The 1705 several laws were created to ensure non-white individuals were treated differently and held a lower status. “Any negro, mulatto or Indian” was prohibited from holding any civil, religious or military office. They also could not testify in court, preventing free Black and Indigenous servants from collecting debts or suing for freedom. No non-white person was permitted to vote or bear arms and Indigenous people were protected only while on restricted tribal lands. One piece of the legislation gave slave status to all imported servants “who were not Christians in their own country.” In addition, “Negro, mulatto, and Indian slaves” were relegated to real estate under the law and could be passed through inheritance.
The Virginia Supreme Court granted freedom to enslaved woman Jackey Wright and her two children based upon her proof of Indigenous maternity.
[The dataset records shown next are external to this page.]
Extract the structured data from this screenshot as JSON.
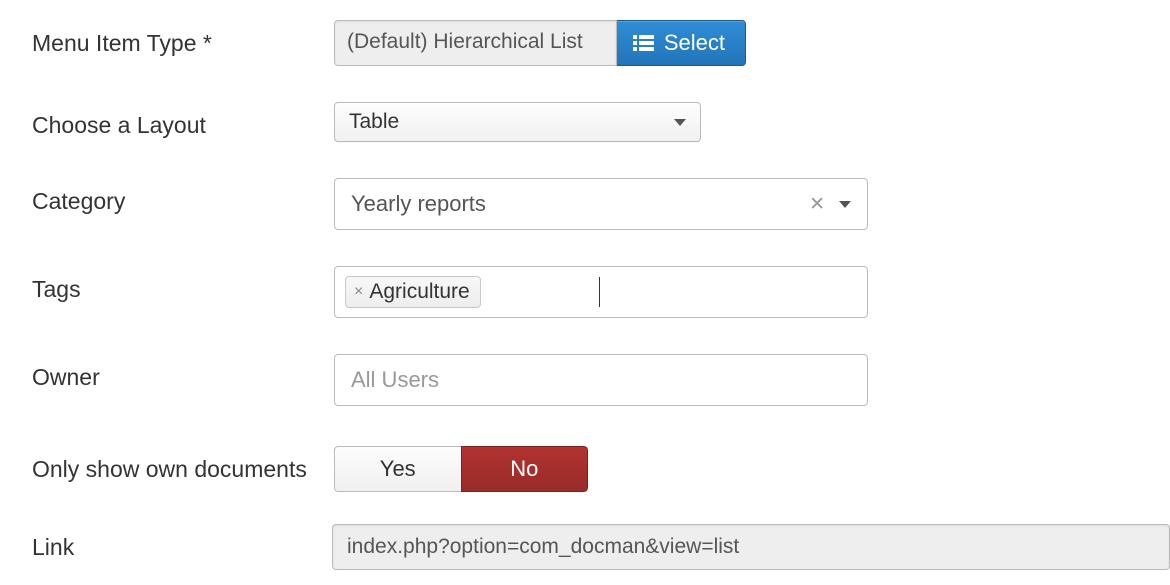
{
  "menuItemType": {
    "label": "Menu Item Type *",
    "value": "(Default) Hierarchical List",
    "selectButton": "Select"
  },
  "layout": {
    "label": "Choose a Layout",
    "value": "Table"
  },
  "category": {
    "label": "Category",
    "value": "Yearly reports"
  },
  "tags": {
    "label": "Tags",
    "items": [
      "Agriculture"
    ]
  },
  "owner": {
    "label": "Owner",
    "placeholder": "All Users"
  },
  "onlyOwn": {
    "label": "Only show own documents",
    "yes": "Yes",
    "no": "No",
    "selected": "No"
  },
  "link": {
    "label": "Link",
    "value": "index.php?option=com_docman&view=list"
  }
}
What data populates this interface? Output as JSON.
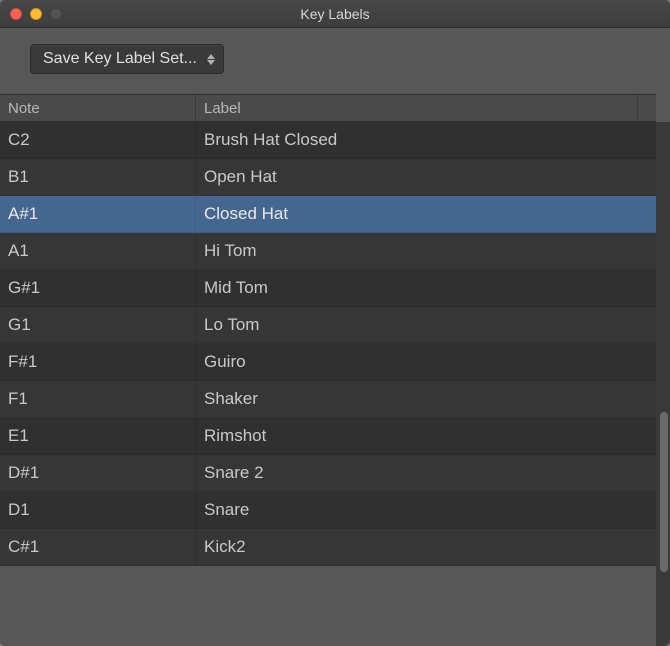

This decision hearkened back to the 1662 law under which children took the legal status of their mothers and the fact that the 1705 code took away civil rights, but did not necessarily enslave Indigenous peoples.
Under the influence of Walter Plecker, Bureau of Vital Statistics registrar, Virginians were legally defined as “white” or “colored.” Anyone with one Black ancestor was not “racially pure” and became identified as “colored.” This category included most Indigenous Virginians, depriving them of their cultural heritage, because Plecker believed all Indigenous people in the state were of mixed race.
The Act supported the belief of those in power that the white race was superior in “morals, mental powers and cultural fitness.” To enforce their views, interracial marriage was prohibited in Virginia and all other aspects of life segregated. The intermarriage section of the Act was overturned by Loving v. Virginia in 1967, and the Virginia Assembly repealed the remainder of the act in 1975.
The Constitution’s 13th Amendment, which abolished slavery in 1865, was just the first legislative step in a long road to legalizing civil rights in America. Many states found ways to keep African Americans oppressed, despite the 14th Amendment, which granted citizenship to those who had been formerly enslaved, and the 15th Amendment, which gave all men, regardless of race, the right to vote.
Literacy tests, poll taxes, Jim Crow laws, and the Ku Klux Klan acted to marginalize and intimidate Black citizens. The Civil Rights Act, proposed by Martin Luther King, Jr. as the “Second Emancipation Proclamation,” was signed into law by President Lyndon Johnson. It ended segregation in public places and prohibited employment discrimination based on personal identifiers such as skin color.
Unlike the earlier civil rights movement that was organized around charismatic leaders like Martin Luther King, Black Lives Matter is a decentralized grassroots effort aided by modern technology. It was set in motion on social media following the 2012 acquittal of a vigilante in the shooting and death of Black teen Trayvon Martin.
The movement grew in strength with public access to footage from police body cameras and private cell phone videos of violence against other Black individuals. The 2020 murder of George Floyd at the hands of a Minneapolis policeman was a major galvanizing moment leading to global protest marches, calls for police reform, and demands for significant social and political change that would value Black lives in all areas of American life.
Just as the past has woven threads into our present, we have the power to strengthen or pull apart our nation’s fabric with choices we make today. Marginalized communities struggle for equal access to healthcare, economic opportunities, quality education and voting rights. What will you do for social justice and racial equality to provide better lives for all citizens?